In conclusion, the fiber coupling properties of an optical nanostructure, the INC, are investigated. This detailed numerical investigation focuses particularly on fiber coupling as an important—and often neglected—figure of merit that is requisite for providing indistinguishable single modes for the generation of indistinguishable photons, as well as a means for coupling multiple quantum photonic devices in a modular and scalable way. Although defects in diamond have been considered here, the methods presented are more generally applicable to other quantum emitters and host materials, which require free-space collection in their operation.
INC structures providing typically 60% fiber coupling efficiency (70% free-space coupling efficiency) were found and indicated promising tolerance to fabrication errors. A summary of results and comparisons is presented in Fig. 4 and tabulated in Table I.
|INC-Λ .||.||.||.||.||h (nm) .||(nm) .||dz (nm) .||.|
|Fib:Hyba, d||0.71||0.80||0.28||0.62||1 462||624||1295||0.90|
|INC-Λ .||.||.||.||.||h (nm) .||(nm) .||dz (nm) .||.|
|Fib:Hyba, d||0.71||0.80||0.28||0.62||1 462||624||1295||0.90|
Evaluated with .
Evaluated with .
Evaluated with .
Total INC dimensions, where ; .
These results highlight that while free-space coupling only considers directivity, fiber coupling additionally requires improved mode quality of emission and is a more practical figure of merit in quantum technology applications. The optimization of inverted nanocones for fiber coupling generally finds wide sidewall angles between , with the emitter near the base of the structure at depths of of the full structure height. The initial indicative analyses on its tolerance to fabrication errors show that within reasonable fabricable precision of 10 nm the performance remains robust. The INC, therefore, presents an appealing design for the enhancement of photon collection from color centers in a diamond, due to its favorable geometry which simultaneously enables high directivity, controlled divergence, and single-mode emission, that is provided in a package promising fabrication simplicity, and is readily integrable into cryogenic setups.

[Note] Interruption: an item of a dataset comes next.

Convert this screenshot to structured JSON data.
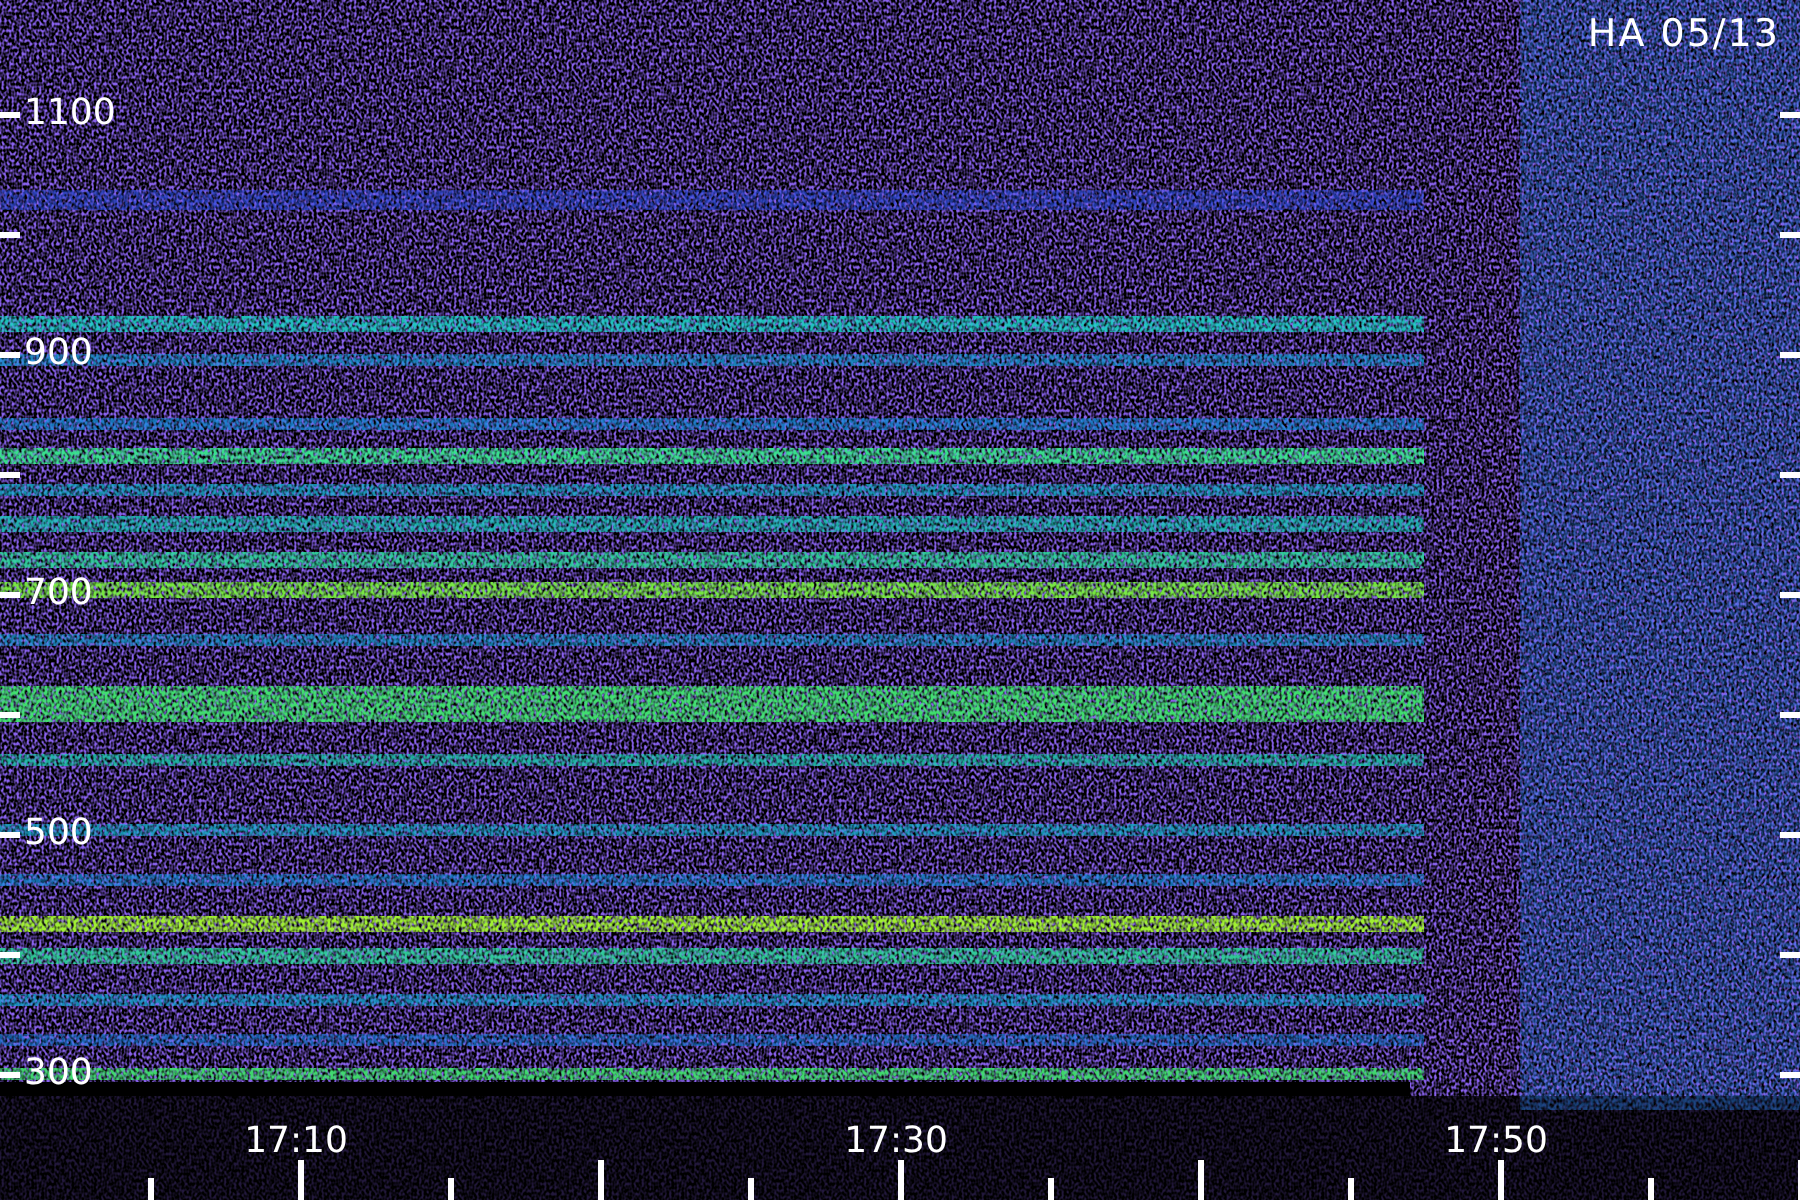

See the supplementary material for details regarding the simulation steps, optimizations, fabrication insensitivity analysis, further discussions, and experimental acquisition of the spectrum.
The authors would like to thank Tommaso Pregnolato, Gregor Pieplow, and Julian Bopp for insightful discussions and technical assistance. This research was supported through the Federal Ministry of Education and Research of Germany (BMBF, Project DiNOQuant No. 13N14921) and the European Research Council (ERC Starting Grant “QUREP”). P.I.S., M.H., and S.B. acknowledge the support by BMBF Forschungscampus MODAL, Project No. 05M20ZBM. J.H.D.M. gratefully acknowledges the support from the Alexander von Humboldt Foundation.
The data that support the findings of this study are available from the corresponding author upon reasonable request.